> **Try it**
Please write out the data below once more, exactly as it stands.

○ ○ ○ ○ ○ ○ ○

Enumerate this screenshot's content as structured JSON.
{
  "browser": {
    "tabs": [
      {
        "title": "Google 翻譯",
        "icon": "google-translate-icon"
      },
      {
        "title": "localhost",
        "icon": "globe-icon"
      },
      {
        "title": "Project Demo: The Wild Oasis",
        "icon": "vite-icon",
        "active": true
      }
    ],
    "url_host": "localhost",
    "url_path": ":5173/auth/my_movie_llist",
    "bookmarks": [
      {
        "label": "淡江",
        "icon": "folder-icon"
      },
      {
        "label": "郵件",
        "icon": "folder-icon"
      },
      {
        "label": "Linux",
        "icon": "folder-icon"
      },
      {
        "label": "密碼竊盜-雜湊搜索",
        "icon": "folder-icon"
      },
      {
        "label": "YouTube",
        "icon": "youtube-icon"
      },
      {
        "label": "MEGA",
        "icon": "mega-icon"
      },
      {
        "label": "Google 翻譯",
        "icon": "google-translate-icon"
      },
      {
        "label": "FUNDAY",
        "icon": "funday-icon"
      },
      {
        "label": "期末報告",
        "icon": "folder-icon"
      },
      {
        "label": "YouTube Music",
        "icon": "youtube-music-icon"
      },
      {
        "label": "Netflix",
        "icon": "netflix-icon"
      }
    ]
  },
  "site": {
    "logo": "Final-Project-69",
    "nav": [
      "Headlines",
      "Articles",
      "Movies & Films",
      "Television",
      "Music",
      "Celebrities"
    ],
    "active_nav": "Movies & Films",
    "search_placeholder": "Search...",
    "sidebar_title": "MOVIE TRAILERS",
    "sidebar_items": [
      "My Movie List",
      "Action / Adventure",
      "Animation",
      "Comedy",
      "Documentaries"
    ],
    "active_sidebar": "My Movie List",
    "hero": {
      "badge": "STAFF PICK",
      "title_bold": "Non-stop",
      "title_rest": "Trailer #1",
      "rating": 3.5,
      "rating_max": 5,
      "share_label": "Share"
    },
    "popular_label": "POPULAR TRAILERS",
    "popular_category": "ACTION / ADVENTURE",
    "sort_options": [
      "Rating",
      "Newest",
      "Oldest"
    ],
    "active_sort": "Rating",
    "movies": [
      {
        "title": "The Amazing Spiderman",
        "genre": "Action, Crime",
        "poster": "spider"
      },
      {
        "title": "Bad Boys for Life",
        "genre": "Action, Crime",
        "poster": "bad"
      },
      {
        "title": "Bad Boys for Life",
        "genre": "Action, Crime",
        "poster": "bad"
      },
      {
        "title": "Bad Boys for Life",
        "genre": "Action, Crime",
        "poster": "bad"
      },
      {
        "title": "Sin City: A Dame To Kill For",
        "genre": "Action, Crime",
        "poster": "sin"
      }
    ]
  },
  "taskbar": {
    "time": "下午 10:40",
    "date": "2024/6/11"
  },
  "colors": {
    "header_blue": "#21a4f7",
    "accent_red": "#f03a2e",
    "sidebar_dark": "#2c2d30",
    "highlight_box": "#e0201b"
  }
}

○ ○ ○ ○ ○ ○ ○

> **Answer box**
Enumerate this screenshot's content as structured JSON.
{
  "browser": {
    "tabs": [
      {
        "title": "Google 翻譯",
        "icon": "google-translate-icon"
      },
      {
        "title": "localhost",
        "icon": "globe-icon"
      },
      {
        "title": "Project Demo: The Wild Oasis",
        "icon": "vite-icon",
        "active": true
      }
    ],
    "url_host": "localhost",
    "url_path": ":5173/auth/my_movie_llist",
    "bookmarks": [
      {
        "label": "淡江",
        "icon": "folder-icon"
      },
      {
        "label": "郵件",
        "icon": "folder-icon"
      },
      {
        "label": "Linux",
        "icon": "folder-icon"
      },
      {
        "label": "密碼竊盜-雜湊搜索",
        "icon": "folder-icon"
      },
      {
        "label": "YouTube",
        "icon": "youtube-icon"
      },
      {
        "label": "MEGA",
        "icon": "mega-icon"
      },
      {
        "label": "Google 翻譯",
        "icon": "google-translate-icon"
      },
      {
        "label": "FUNDAY",
        "icon": "funday-icon"
      },
      {
        "label": "期末報告",
        "icon": "folder-icon"
      },
      {
        "label": "YouTube Music",
        "icon": "youtube-music-icon"
      },
      {
        "label": "Netflix",
        "icon": "netflix-icon"
      }
    ]
  },
  "site": {
    "logo": "Final-Project-69",
    "nav": [
      "Headlines",
      "Articles",
      "Movies & Films",
      "Television",
      "Music",
      "Celebrities"
    ],
    "active_nav": "Movies & Films",
    "search_placeholder": "Search...",
    "sidebar_title": "MOVIE TRAILERS",
    "sidebar_items": [
      "My Movie List",
      "Action / Adventure",
      "Animation",
      "Comedy",
      "Documentaries"
    ],
    "active_sidebar": "My Movie List",
    "hero": {
      "badge": "STAFF PICK",
      "title_bold": "Non-stop",
      "title_rest": "Trailer #1",
      "rating": 3.5,
      "rating_max": 5,
      "share_label": "Share"
    },
    "popular_label": "POPULAR TRAILERS",
    "popular_category": "ACTION / ADVENTURE",
    "sort_options": [
      "Rating",
      "Newest",
      "Oldest"
    ],
    "active_sort": "Rating",
    "movies": [
      {
        "title": "The Amazing Spiderman",
        "genre": "Action, Crime",
        "poster": "spider"
      },
      {
        "title": "Bad Boys for Life",
        "genre": "Action, Crime",
        "poster": "bad"
      },
      {
        "title": "Bad Boys for Life",
        "genre": "Action, Crime",
        "poster": "bad"
      },
      {
        "title": "Bad Boys for Life",
        "genre": "Action, Crime",
        "poster": "bad"
      },
      {
        "title": "Sin City: A Dame To Kill For",
        "genre": "Action, Crime",
        "poster": "sin"
      }
    ]
  },
  "taskbar": {
    "time": "下午 10:40",
    "date": "2024/6/11"
  },
  "colors": {
    "header_blue": "#21a4f7",
    "accent_red": "#f03a2e",
    "sidebar_dark": "#2c2d30",
    "highlight_box": "#e0201b"
  }
}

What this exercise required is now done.